The Digital Revolution and Imperfect Intimacy

One of the concerns I often hear when talking about digital tools and faith formation is that it’s impossible to form relationships online. I this this is a false assumption with a grain of truth — in fact, I think the internet can form and strengthen relationships in two ways.

First, new media helps connect people who may never have an opportunity to meet face-to-face. My own experience on Twitter and blogs has led me to connect with dozens (maybe more) of catechists and catechetical leaders from all over the world. The insights, resources, and support I have received from them — and I hope returned — have been invaluable to my work and ministry.

Second, new media helps us to strengthen existing relationships by connecting us to our friends and family even when they are physically removed. Stefana Broadbent offers some examples in the video above; personally, I love the story of the family who uses online video to have dinner with family members on the other side of the world!

Of course, neither of these types of connections are as intimate or strong as true face-to-face interactions. But in an increasingly mobile world they are better than being completely disconnected. (I recently heard someone say that we may be entering an era when we no longer have “former friends” — just people we moved away from and now connect with online!) Managing these new forms of relationships will be tricky, but they demonstrate the power of new media to form and strengthen relationships, even if they don’t reach the “more perfect” types of face-to-face relationships we need in our lives.

Sharing Your Faith in 3 Easy Steps

Last year I had the opportunity to listen to Fr. Martin Pable, OFM Cap, talk about how Catholics can reach out to their family, friends and others in order to share their faith. His approach, which he calls “relational evangelism,” consists of three parts:

  1. Listen with respect to the stories that other people share with you. This could be your cousin who has fallen away from the Church, a co-worker with a broken relationship, or even a stranger in the doctor’s waiting room. By listening you enter into a relationship with the person and demonstrate your concern and love for them.
  2. Share your own story. In particular, share a time that you had a similar problem and talk about how your faith helped you. Fr. Pable suggests three phrases to use in sharing your story: “Once I was…”; “Then God did…”; “Now I am…” For instance, if you are talking to someone who has lost their job, you might say something like: “Once I lost my job during a series of layoffs. I was really scared and wondered how I would make ends meet. I asked my friends and family to pray for me, and although I didn’t find a job for a few months, knowing that I was being supported and prayed for by so many people made that tough time much easier. God really helped me make the best of a bad situation.”
  3. Extend an invitation to the person. You might invite them to pray with you, to attend a parish mission or just over to your house for dinner and further conversation! The point is to encourage them to take a step towards a deeper relationship with Christ, no matter how small.

If you’d like to learn more about how to share your faith with others, Fr. Pable’s complete presentation can be viewed online courtesy of the Paulist National Catholic Evangelization Association (free registration required).

On Settling
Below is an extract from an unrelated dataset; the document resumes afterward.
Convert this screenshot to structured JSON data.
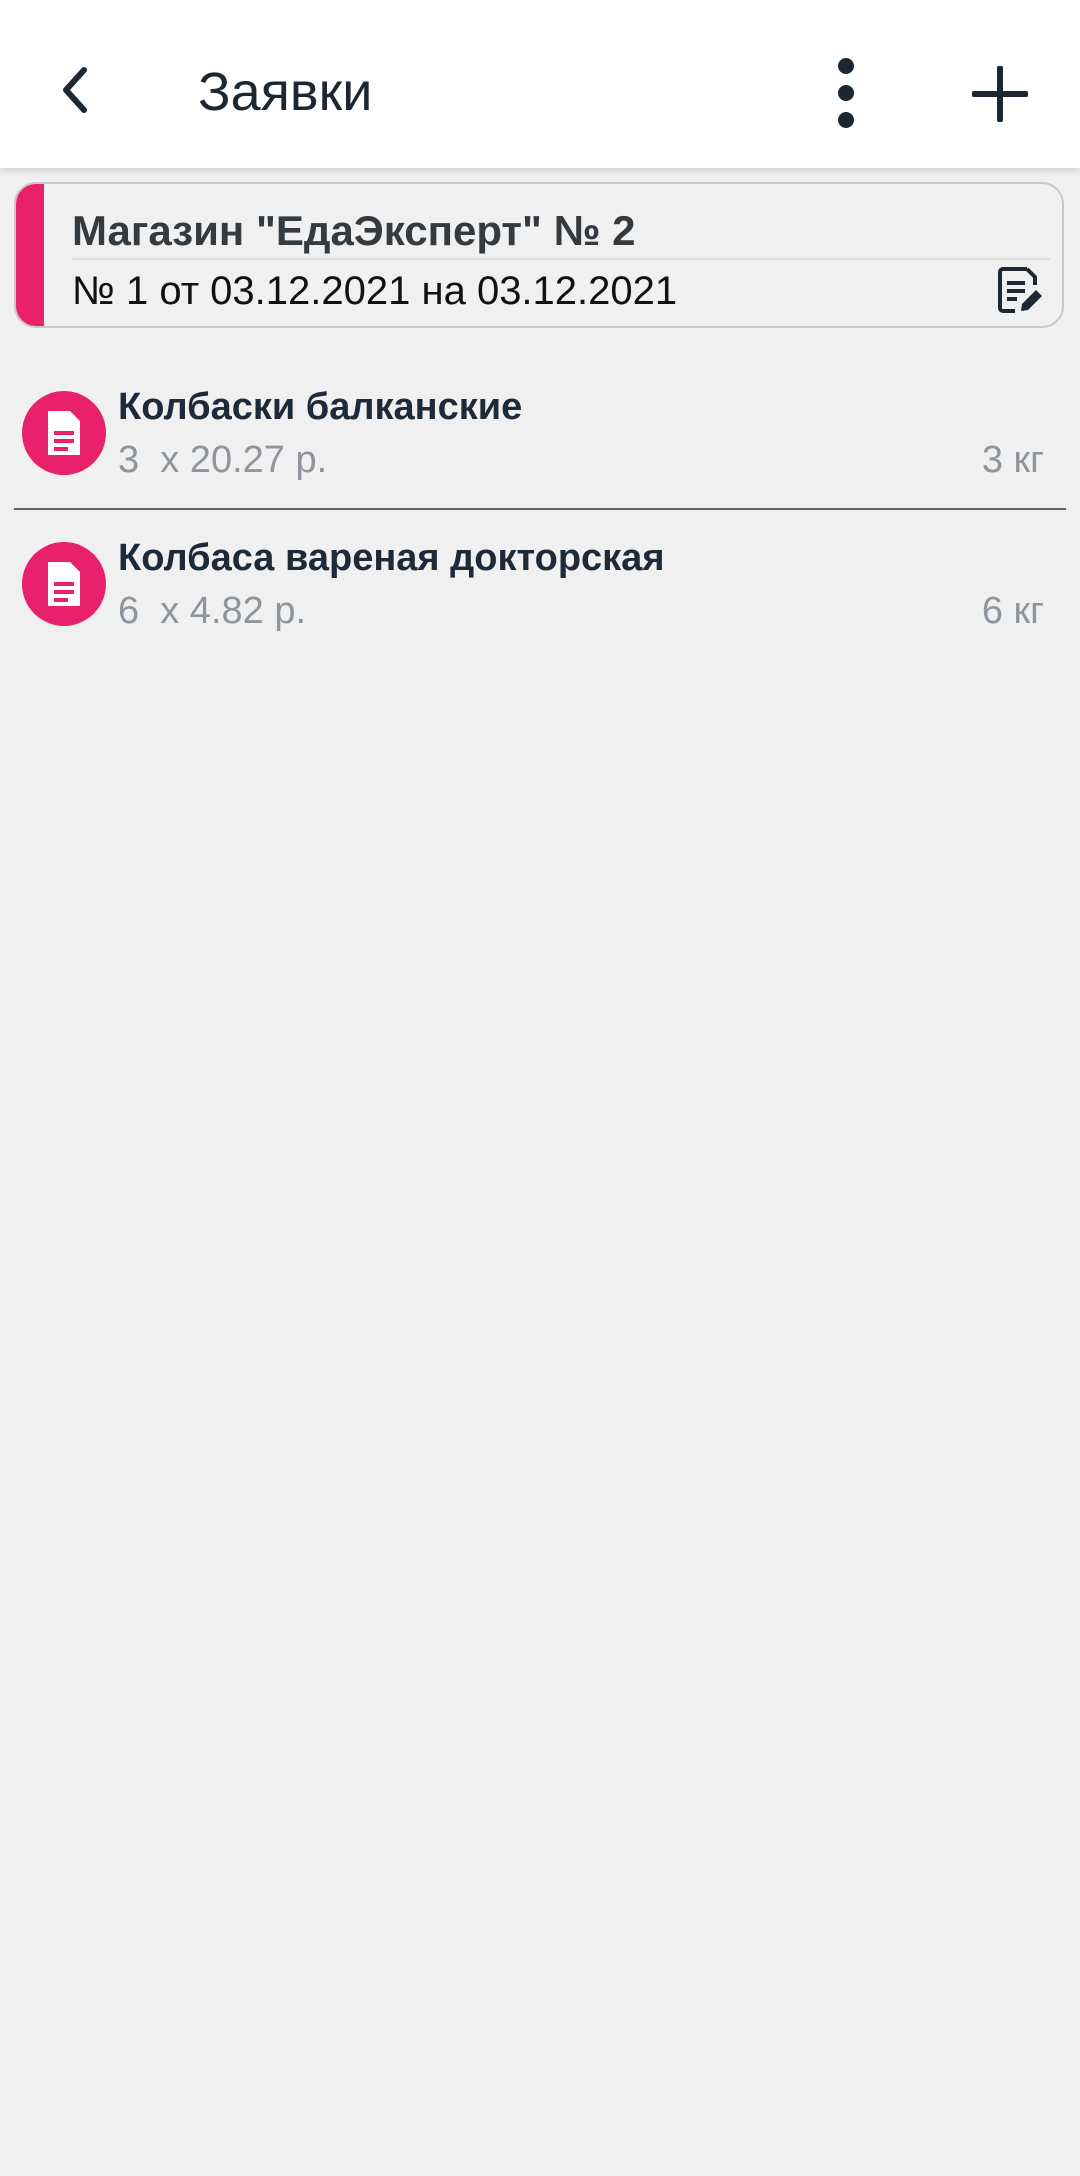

Every time I read an interview with Lori Gottlieb, author of Marry Him: The Case for Settling for Mr. Good Enough, I like her a little more:

Men and women were asked, if they [had] any deal-breakers for going on a second date, what would those be? And men named three. If she’s cute enough… warm and kind… and interesting enough to talk to, she gets a second date. Men are not going, “Am I going to marry her?” Men are like, “Do I want to spend another two hours with her?”
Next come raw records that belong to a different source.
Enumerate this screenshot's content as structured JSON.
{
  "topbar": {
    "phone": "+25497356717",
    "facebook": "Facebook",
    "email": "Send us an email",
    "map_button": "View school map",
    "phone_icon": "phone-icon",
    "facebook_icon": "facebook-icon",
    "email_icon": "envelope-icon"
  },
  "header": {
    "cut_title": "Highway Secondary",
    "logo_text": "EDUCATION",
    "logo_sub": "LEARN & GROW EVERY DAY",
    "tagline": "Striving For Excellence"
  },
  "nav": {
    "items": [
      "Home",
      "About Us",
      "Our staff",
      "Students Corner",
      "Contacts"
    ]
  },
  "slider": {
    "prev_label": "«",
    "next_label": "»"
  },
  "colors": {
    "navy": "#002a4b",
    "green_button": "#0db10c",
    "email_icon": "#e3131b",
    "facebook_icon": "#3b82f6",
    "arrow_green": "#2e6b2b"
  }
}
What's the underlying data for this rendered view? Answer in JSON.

Women named 300 things that would be deal-breakers for a second date. We’re talking a second date, another two hours with the person. And they were things like, “You know, we were having a really good time, but then he did this Austin Powers impression, and it just so turned me off. I can’t get that out of my head.” Well, if she goes on a second date with him, and he starts doing Austin Powers impressions, then dump Mr. Austin Powers guy. Don’t go on that third date. Absolutely not. Who wants that? That’s annoying. But the thing is, there’s no correlation between the guy who’s the nervous first dater… and the guy who’s going to be the great life partner that you’re going to fall in love with.

Men and women were asked, if they [had] any deal-breakers for going on a second date, what would those be? And men named three. If she’s cute enough … warm and kind … and interesting enough to talk to, she gets a second date. Men are not going, “Am I going to marry her?” Men are like, “Do I want to spend another two hours with her?”CNN: How did women respond?

Gottlieb: Women named 300 things that would be deal-breakers for a second date. We’re talking a second date, another two hours with the person. And they were things like, “You know, we were having a really good time, but then he did this Austin Powers impression, and it just so turned me off. I can’t get that out of my head.” Well, if she goes on a second date with him, and he starts doing Austin Powers impressions, then dump Mr. Austin Powers guy. Don’t go on that third date. Absolutely not. Who wants that? That’s annoying. But the thing is, there’s no correlation between the guy who’s the nervous first dater … and the guy who’s going to be the great life partner that you’re going to fall in love with. The smooth, charming guy who sweeps you off your feet on that first date, there’s not saying he’s going to be a better life partner than the other guy.